_Exercise objective_:
This task calls for printing every entry exactly.

_Entries from a dataset of interfaces_:
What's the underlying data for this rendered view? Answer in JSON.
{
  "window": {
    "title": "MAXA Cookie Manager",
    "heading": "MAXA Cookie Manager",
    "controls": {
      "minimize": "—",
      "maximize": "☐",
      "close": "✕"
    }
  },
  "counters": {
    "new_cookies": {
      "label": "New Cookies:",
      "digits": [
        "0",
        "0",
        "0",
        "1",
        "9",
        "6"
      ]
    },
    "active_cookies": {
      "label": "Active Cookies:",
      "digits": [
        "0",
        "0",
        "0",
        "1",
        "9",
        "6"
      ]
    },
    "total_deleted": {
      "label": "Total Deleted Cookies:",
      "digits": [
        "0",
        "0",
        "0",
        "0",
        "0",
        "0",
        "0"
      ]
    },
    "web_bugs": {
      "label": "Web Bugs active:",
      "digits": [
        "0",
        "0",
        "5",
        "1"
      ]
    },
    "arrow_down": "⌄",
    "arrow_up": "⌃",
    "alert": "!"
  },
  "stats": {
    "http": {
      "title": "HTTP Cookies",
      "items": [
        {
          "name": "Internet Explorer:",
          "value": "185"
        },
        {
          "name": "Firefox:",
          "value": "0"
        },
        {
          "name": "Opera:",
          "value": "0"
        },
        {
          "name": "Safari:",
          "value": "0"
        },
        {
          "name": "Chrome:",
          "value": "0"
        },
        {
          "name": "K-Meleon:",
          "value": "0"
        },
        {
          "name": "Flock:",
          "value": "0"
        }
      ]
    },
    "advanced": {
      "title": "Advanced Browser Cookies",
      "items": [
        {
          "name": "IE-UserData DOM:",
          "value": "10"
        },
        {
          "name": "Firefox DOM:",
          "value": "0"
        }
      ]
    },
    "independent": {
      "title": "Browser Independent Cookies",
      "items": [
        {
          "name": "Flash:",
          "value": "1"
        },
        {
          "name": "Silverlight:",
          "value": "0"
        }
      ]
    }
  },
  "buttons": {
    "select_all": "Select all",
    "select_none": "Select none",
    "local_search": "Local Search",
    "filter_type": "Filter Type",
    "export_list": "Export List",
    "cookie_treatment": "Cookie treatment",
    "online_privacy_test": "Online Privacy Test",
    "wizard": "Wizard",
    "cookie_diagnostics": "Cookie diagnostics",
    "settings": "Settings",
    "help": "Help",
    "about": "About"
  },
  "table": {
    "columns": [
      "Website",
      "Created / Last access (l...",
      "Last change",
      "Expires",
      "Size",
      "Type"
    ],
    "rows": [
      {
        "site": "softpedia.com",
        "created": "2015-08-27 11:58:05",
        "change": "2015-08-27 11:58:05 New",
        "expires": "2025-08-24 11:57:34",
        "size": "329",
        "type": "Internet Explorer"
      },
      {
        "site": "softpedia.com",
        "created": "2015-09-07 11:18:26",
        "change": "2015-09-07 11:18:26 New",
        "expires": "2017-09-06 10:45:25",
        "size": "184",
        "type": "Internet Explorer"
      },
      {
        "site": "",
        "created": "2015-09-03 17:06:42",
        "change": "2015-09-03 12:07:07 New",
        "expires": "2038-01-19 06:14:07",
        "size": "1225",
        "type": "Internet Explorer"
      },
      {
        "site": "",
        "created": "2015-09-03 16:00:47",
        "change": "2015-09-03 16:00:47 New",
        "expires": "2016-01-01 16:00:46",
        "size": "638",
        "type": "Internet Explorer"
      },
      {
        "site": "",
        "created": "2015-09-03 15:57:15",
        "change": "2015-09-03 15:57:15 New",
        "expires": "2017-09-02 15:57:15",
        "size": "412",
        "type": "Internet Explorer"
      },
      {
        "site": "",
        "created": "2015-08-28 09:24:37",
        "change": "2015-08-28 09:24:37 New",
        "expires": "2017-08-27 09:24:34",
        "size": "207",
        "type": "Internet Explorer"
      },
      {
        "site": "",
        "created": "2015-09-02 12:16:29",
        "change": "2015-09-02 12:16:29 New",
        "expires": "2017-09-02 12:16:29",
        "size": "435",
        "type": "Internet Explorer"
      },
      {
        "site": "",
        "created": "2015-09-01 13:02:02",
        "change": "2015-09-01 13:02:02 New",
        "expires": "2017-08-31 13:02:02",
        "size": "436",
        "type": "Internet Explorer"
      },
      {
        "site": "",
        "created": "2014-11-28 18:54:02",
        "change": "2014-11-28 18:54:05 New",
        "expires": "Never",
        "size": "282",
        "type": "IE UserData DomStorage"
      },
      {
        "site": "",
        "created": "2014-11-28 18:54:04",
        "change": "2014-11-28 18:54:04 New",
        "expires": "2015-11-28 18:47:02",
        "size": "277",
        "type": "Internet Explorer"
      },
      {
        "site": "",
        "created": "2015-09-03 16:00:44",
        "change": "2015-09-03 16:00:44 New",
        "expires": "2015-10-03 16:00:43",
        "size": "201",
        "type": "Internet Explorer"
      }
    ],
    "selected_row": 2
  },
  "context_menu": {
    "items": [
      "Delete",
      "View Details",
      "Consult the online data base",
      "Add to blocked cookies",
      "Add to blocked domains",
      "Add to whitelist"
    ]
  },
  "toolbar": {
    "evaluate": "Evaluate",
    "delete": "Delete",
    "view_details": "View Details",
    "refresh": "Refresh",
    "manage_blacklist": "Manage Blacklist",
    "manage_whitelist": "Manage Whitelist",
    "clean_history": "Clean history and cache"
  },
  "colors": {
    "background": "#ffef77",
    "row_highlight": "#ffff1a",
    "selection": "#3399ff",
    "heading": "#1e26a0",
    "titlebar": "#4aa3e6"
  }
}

_Exercise solution_:
What's the underlying data for this rendered view? Answer in JSON.
{
  "window": {
    "title": "MAXA Cookie Manager",
    "heading": "MAXA Cookie Manager",
    "controls": {
      "minimize": "—",
      "maximize": "☐",
      "close": "✕"
    }
  },
  "counters": {
    "new_cookies": {
      "label": "New Cookies:",
      "digits": [
        "0",
        "0",
        "0",
        "1",
        "9",
        "6"
      ]
    },
    "active_cookies": {
      "label": "Active Cookies:",
      "digits": [
        "0",
        "0",
        "0",
        "1",
        "9",
        "6"
      ]
    },
    "total_deleted": {
      "label": "Total Deleted Cookies:",
      "digits": [
        "0",
        "0",
        "0",
        "0",
        "0",
        "0",
        "0"
      ]
    },
    "web_bugs": {
      "label": "Web Bugs active:",
      "digits": [
        "0",
        "0",
        "5",
        "1"
      ]
    },
    "arrow_down": "⌄",
    "arrow_up": "⌃",
    "alert": "!"
  },
  "stats": {
    "http": {
      "title": "HTTP Cookies",
      "items": [
        {
          "name": "Internet Explorer:",
          "value": "185"
        },
        {
          "name": "Firefox:",
          "value": "0"
        },
        {
          "name": "Opera:",
          "value": "0"
        },
        {
          "name": "Safari:",
          "value": "0"
        },
        {
          "name": "Chrome:",
          "value": "0"
        },
        {
          "name": "K-Meleon:",
          "value": "0"
        },
        {
          "name": "Flock:",
          "value": "0"
        }
      ]
    },
    "advanced": {
      "title": "Advanced Browser Cookies",
      "items": [
        {
          "name": "IE-UserData DOM:",
          "value": "10"
        },
        {
          "name": "Firefox DOM:",
          "value": "0"
        }
      ]
    },
    "independent": {
      "title": "Browser Independent Cookies",
      "items": [
        {
          "name": "Flash:",
          "value": "1"
        },
        {
          "name": "Silverlight:",
          "value": "0"
        }
      ]
    }
  },
  "buttons": {
    "select_all": "Select all",
    "select_none": "Select none",
    "local_search": "Local Search",
    "filter_type": "Filter Type",
    "export_list": "Export List",
    "cookie_treatment": "Cookie treatment",
    "online_privacy_test": "Online Privacy Test",
    "wizard": "Wizard",
    "cookie_diagnostics": "Cookie diagnostics",
    "settings": "Settings",
    "help": "Help",
    "about": "About"
  },
  "table": {
    "columns": [
      "Website",
      "Created / Last access (l...",
      "Last change",
      "Expires",
      "Size",
      "Type"
    ],
    "rows": [
      {
        "site": "softpedia.com",
        "created": "2015-08-27 11:58:05",
        "change": "2015-08-27 11:58:05 New",
        "expires": "2025-08-24 11:57:34",
        "size": "329",
        "type": "Internet Explorer"
      },
      {
        "site": "softpedia.com",
        "created": "2015-09-07 11:18:26",
        "change": "2015-09-07 11:18:26 New",
        "expires": "2017-09-06 10:45:25",
        "size": "184",
        "type": "Internet Explorer"
      },
      {
        "site": "",
        "created": "2015-09-03 17:06:42",
        "change": "2015-09-03 12:07:07 New",
        "expires": "2038-01-19 06:14:07",
        "size": "1225",
        "type": "Internet Explorer"
      },
      {
        "site": "",
        "created": "2015-09-03 16:00:47",
        "change": "2015-09-03 16:00:47 New",
        "expires": "2016-01-01 16:00:46",
        "size": "638",
        "type": "Internet Explorer"
      },
      {
        "site": "",
        "created": "2015-09-03 15:57:15",
        "change": "2015-09-03 15:57:15 New",
        "expires": "2017-09-02 15:57:15",
        "size": "412",
        "type": "Internet Explorer"
      },
      {
        "site": "",
        "created": "2015-08-28 09:24:37",
        "change": "2015-08-28 09:24:37 New",
        "expires": "2017-08-27 09:24:34",
        "size": "207",
        "type": "Internet Explorer"
      },
      {
        "site": "",
        "created": "2015-09-02 12:16:29",
        "change": "2015-09-02 12:16:29 New",
        "expires": "2017-09-02 12:16:29",
        "size": "435",
        "type": "Internet Explorer"
      },
      {
        "site": "",
        "created": "2015-09-01 13:02:02",
        "change": "2015-09-01 13:02:02 New",
        "expires": "2017-08-31 13:02:02",
        "size": "436",
        "type": "Internet Explorer"
      },
      {
        "site": "",
        "created": "2014-11-28 18:54:02",
        "change": "2014-11-28 18:54:05 New",
        "expires": "Never",
        "size": "282",
        "type": "IE UserData DomStorage"
      },
      {
        "site": "",
        "created": "2014-11-28 18:54:04",
        "change": "2014-11-28 18:54:04 New",
        "expires": "2015-11-28 18:47:02",
        "size": "277",
        "type": "Internet Explorer"
      },
      {
        "site": "",
        "created": "2015-09-03 16:00:44",
        "change": "2015-09-03 16:00:44 New",
        "expires": "2015-10-03 16:00:43",
        "size": "201",
        "type": "Internet Explorer"
      }
    ],
    "selected_row": 2
  },
  "context_menu": {
    "items": [
      "Delete",
      "View Details",
      "Consult the online data base",
      "Add to blocked cookies",
      "Add to blocked domains",
      "Add to whitelist"
    ]
  },
  "toolbar": {
    "evaluate": "Evaluate",
    "delete": "Delete",
    "view_details": "View Details",
    "refresh": "Refresh",
    "manage_blacklist": "Manage Blacklist",
    "manage_whitelist": "Manage Whitelist",
    "clean_history": "Clean history and cache"
  },
  "colors": {
    "background": "#ffef77",
    "row_highlight": "#ffff1a",
    "selection": "#3399ff",
    "heading": "#1e26a0",
    "titlebar": "#4aa3e6"
  }
}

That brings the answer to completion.